Gasoline prices in the U.S. are at a seven-month low. According to AAA, the national average for regular right now is $3.34, and many experts predict that it will continue to fall for the remainder of the year.
If you fill up in the Lake Tahoe area, you’ll be paying a little more than the national average, but we have still seen prices drop in the last few months.
OK — you’re paying a lot more than the national average, but they’re still not as high as they were awhile back.
One reason the price of unleaded gasoline has been falling is because the U.S. dollar has been getting stronger. The dollar has been rising for 11 straight weeks, and that’s the longest win streak for the dollar in over 15 years.
There are advantages and disadvantages to a stronger dollar. Liz Ann Sonders, chief investment strategist at Charles Schwab & Co. said, “In general, a stronger dollar is likely to be both an economic and a market positive.”
A strong dollar is generally positive for consumers; the falling price of gasoline gives shoppers more money to spend on other items.
In a year, a 50-cent decline in the price of gas per gallon will put an additional $50 billion per year into consumers’ pockets.
But, a strong dollar can be bad for corporate profits, especially for exporters, as their goods get more expensive in foreign markets.
It also can make their products relatively more expensive here in the U.S. compared to imports. Big multinational corporations that earn a lot of their income overseas can also feel some pain as the money generated overseas is worth less in dollar terms.
It also makes it harder for foreign investors to purchase U.S. stocks, but makes it easier for U.S. investors to buy foreign equities.
We could see a boom in global M&A, merger and acquisition activity as U.S. corporations look to invest cash overseas and take advantage of the strength in the dollar versus the Japanese yen, the Euro and other global currencies
The Chinese could be a winner, too, because they hold huge amounts of U.S. dollars in reserve. China has almost $4 trillion in foreign reserves, most of which are U.S. dollars.
There are certainly advantages and disadvantages to having a strong dollar, but I don’t think anyone around here will be complaining about falling prices at the gas pump.

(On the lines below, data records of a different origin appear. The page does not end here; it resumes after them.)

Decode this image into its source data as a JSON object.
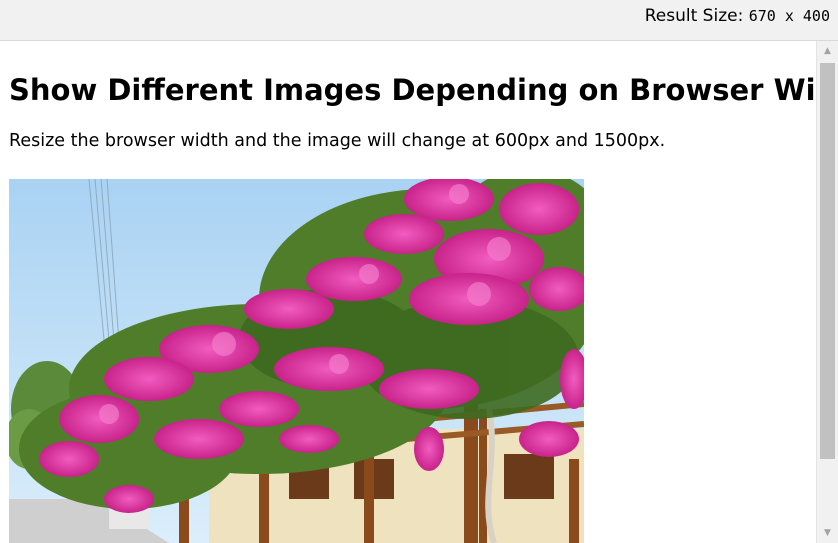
{
  "topbar": {
    "result_label": "Result Size:",
    "result_dims": "670 x 400"
  },
  "page": {
    "heading": "Show Different Images Depending on Browser Width",
    "intro": "Resize the browser width and the image will change at 600px and 1500px."
  },
  "photo": {
    "subject": "bougainvillea flowers over pergola"
  },
  "scrollbar": {
    "up_icon": "▲",
    "down_icon": "▼"
  },
  "colors": {
    "sky": "#bcdcf6",
    "flower_magenta": "#e0359f",
    "foliage": "#4f7d2a",
    "wall": "#efe3bf",
    "wood": "#8a4a1c"
  }
}
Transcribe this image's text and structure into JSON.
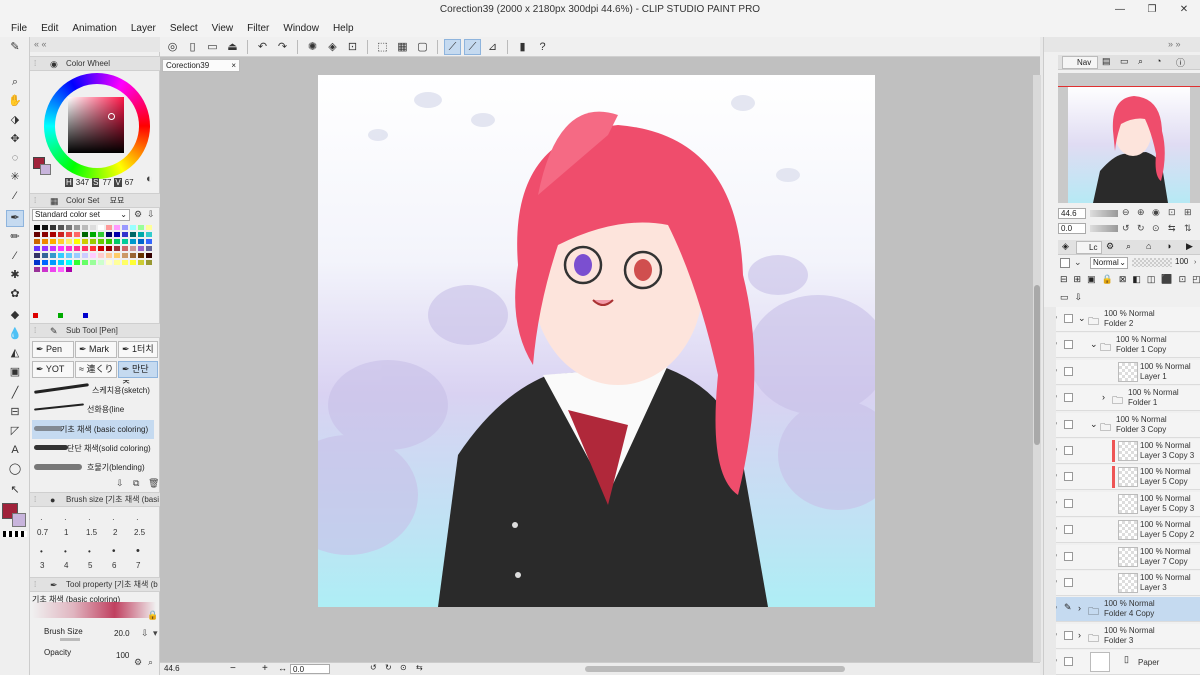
{
  "window": {
    "title": "Corection39 (2000 x 2180px 300dpi 44.6%)  - CLIP STUDIO PAINT PRO",
    "controls": [
      "—",
      "❐",
      "✕"
    ]
  },
  "menu": [
    "File",
    "Edit",
    "Animation",
    "Layer",
    "Select",
    "View",
    "Filter",
    "Window",
    "Help"
  ],
  "document": {
    "tab_label": "Corection39",
    "tab_close": "×"
  },
  "color_wheel": {
    "title": "Color Wheel",
    "h_label": "H",
    "h_value": "347",
    "s_label": "S",
    "s_value": "77",
    "v_label": "V",
    "v_value": "67",
    "main_color": "#a0223a",
    "sub_color": "#c8b4dc"
  },
  "color_set": {
    "title": "Color Set",
    "selected_set": "Standard color set",
    "small_tab": "묘묘"
  },
  "sub_tool": {
    "title": "Sub Tool [Pen]",
    "tabs": [
      "Pen",
      "Mark",
      "1터치",
      "YOT",
      "連くり",
      "만단 ᄌ"
    ],
    "brushes": [
      "스케치용(sketch)",
      "선화용(line drawing)",
      "기초 채색 (basic coloring)",
      "단단 채색(solid coloring)",
      "흐물기(blending)"
    ]
  },
  "brush_size": {
    "title": "Brush size [기초 채색 (basi",
    "row1": [
      "0.7",
      "1",
      "1.5",
      "2",
      "2.5"
    ],
    "row2": [
      "3",
      "4",
      "5",
      "6",
      "7"
    ]
  },
  "tool_property": {
    "title": "Tool property [기초 채색 (b",
    "brush_name": "기초 채색 (basic coloring)",
    "brush_size_label": "Brush Size",
    "brush_size_value": "20.0",
    "opacity_label": "Opacity",
    "opacity_value": "100"
  },
  "statusbar": {
    "zoom": "44.6",
    "angle": "0.0"
  },
  "navigator": {
    "tab_label": "Nav",
    "zoom": "44.6",
    "angle": "0.0"
  },
  "layer_panel": {
    "tab_label": "Lc",
    "blend_mode": "Normal",
    "opacity": "100",
    "layers": [
      {
        "line1": "100 % Normal",
        "line2": "Folder 2",
        "type": "folder"
      },
      {
        "line1": "100 % Normal",
        "line2": "Folder 1 Copy",
        "type": "folder"
      },
      {
        "line1": "100 % Normal",
        "line2": "Layer 1",
        "type": "layer"
      },
      {
        "line1": "100 % Normal",
        "line2": "Folder 1",
        "type": "folder"
      },
      {
        "line1": "100 % Normal",
        "line2": "Folder 3 Copy",
        "type": "folder"
      },
      {
        "line1": "100 % Normal",
        "line2": "Layer 3 Copy 3",
        "type": "layer"
      },
      {
        "line1": "100 % Normal",
        "line2": "Layer 5 Copy",
        "type": "layer"
      },
      {
        "line1": "100 % Normal",
        "line2": "Layer 5 Copy 3",
        "type": "layer"
      },
      {
        "line1": "100 % Normal",
        "line2": "Layer 5 Copy 2",
        "type": "layer"
      },
      {
        "line1": "100 % Normal",
        "line2": "Layer 7 Copy",
        "type": "layer"
      },
      {
        "line1": "100 % Normal",
        "line2": "Layer 3",
        "type": "layer"
      },
      {
        "line1": "100 % Normal",
        "line2": "Folder 4 Copy",
        "type": "folder"
      },
      {
        "line1": "100 % Normal",
        "line2": "Folder 3",
        "type": "folder"
      },
      {
        "line1": "",
        "line2": "Paper",
        "type": "paper"
      }
    ]
  }
}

Kenneth Roberts is a Truckee-based Registered Investment Advisor. Information is at his blog at http://www.sellacalloption.com or 775-657-8065. The mention of securities should not be considered an offer to sell or solicitation to buy investments mentioned. Consult your investment professional to understand the risks and/or how the purchase or sale of these investments may be implemented to meet your investment goals. Past performance is no guarantee of future results.